Stored dataset items
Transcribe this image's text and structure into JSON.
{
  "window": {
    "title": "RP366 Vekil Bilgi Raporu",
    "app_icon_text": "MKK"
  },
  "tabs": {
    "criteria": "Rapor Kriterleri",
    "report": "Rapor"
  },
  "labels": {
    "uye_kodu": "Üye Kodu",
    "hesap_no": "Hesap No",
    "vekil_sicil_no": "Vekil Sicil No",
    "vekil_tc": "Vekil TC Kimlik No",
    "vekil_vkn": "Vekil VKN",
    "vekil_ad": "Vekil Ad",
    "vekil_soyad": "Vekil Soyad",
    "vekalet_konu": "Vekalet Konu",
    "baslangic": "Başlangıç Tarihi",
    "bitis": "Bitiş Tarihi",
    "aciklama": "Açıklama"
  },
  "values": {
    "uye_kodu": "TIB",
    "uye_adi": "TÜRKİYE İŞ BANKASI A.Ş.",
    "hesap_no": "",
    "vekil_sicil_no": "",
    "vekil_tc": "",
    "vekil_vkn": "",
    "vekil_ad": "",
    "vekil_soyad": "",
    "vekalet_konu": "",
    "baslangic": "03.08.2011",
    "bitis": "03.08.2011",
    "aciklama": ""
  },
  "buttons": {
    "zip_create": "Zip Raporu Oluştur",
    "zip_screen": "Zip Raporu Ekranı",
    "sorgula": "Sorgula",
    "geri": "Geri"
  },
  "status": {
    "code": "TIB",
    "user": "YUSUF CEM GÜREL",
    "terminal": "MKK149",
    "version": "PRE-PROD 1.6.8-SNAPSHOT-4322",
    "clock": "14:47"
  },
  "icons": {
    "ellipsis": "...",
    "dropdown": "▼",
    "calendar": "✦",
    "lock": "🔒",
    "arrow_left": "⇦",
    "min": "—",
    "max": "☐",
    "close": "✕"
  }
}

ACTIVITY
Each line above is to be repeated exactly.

SOLUTION TO THE EXERCISE
Transcribe this image's text and structure into JSON.
{
  "window": {
    "title": "RP366 Vekil Bilgi Raporu",
    "app_icon_text": "MKK"
  },
  "tabs": {
    "criteria": "Rapor Kriterleri",
    "report": "Rapor"
  },
  "labels": {
    "uye_kodu": "Üye Kodu",
    "hesap_no": "Hesap No",
    "vekil_sicil_no": "Vekil Sicil No",
    "vekil_tc": "Vekil TC Kimlik No",
    "vekil_vkn": "Vekil VKN",
    "vekil_ad": "Vekil Ad",
    "vekil_soyad": "Vekil Soyad",
    "vekalet_konu": "Vekalet Konu",
    "baslangic": "Başlangıç Tarihi",
    "bitis": "Bitiş Tarihi",
    "aciklama": "Açıklama"
  },
  "values": {
    "uye_kodu": "TIB",
    "uye_adi": "TÜRKİYE İŞ BANKASI A.Ş.",
    "hesap_no": "",
    "vekil_sicil_no": "",
    "vekil_tc": "",
    "vekil_vkn": "",
    "vekil_ad": "",
    "vekil_soyad": "",
    "vekalet_konu": "",
    "baslangic": "03.08.2011",
    "bitis": "03.08.2011",
    "aciklama": ""
  },
  "buttons": {
    "zip_create": "Zip Raporu Oluştur",
    "zip_screen": "Zip Raporu Ekranı",
    "sorgula": "Sorgula",
    "geri": "Geri"
  },
  "status": {
    "code": "TIB",
    "user": "YUSUF CEM GÜREL",
    "terminal": "MKK149",
    "version": "PRE-PROD 1.6.8-SNAPSHOT-4322",
    "clock": "14:47"
  },
  "icons": {
    "ellipsis": "...",
    "dropdown": "▼",
    "calendar": "✦",
    "lock": "🔒",
    "arrow_left": "⇦",
    "min": "—",
    "max": "☐",
    "close": "✕"
  }
}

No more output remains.